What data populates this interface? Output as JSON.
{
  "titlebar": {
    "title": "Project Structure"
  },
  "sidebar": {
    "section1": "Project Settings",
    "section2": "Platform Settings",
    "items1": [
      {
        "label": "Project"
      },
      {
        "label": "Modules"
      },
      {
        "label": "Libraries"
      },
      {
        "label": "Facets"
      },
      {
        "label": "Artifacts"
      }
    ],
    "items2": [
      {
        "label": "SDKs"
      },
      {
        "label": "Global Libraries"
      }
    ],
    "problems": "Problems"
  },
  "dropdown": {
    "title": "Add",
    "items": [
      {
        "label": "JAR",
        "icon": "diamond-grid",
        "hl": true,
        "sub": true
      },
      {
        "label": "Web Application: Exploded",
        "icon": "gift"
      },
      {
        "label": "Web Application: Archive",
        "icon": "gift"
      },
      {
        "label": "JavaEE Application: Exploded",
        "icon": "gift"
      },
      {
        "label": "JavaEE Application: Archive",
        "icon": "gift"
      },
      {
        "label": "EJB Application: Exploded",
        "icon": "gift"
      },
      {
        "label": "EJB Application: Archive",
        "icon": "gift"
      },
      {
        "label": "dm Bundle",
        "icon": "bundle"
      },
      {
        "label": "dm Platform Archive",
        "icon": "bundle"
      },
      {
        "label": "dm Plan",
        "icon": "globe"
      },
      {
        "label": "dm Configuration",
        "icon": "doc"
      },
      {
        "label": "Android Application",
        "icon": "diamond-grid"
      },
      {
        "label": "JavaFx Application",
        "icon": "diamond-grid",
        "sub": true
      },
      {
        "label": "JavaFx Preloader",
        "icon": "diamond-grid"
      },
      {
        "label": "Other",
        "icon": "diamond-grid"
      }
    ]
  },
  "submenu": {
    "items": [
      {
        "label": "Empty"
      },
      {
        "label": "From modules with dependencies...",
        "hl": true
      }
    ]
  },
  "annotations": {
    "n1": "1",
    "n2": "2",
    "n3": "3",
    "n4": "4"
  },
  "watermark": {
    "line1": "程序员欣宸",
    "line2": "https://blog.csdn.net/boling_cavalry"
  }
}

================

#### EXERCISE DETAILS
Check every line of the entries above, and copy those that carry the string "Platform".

#### ANSWER SPACE
    "section2": "Platform Settings",
        "label": "dm Platform Archive",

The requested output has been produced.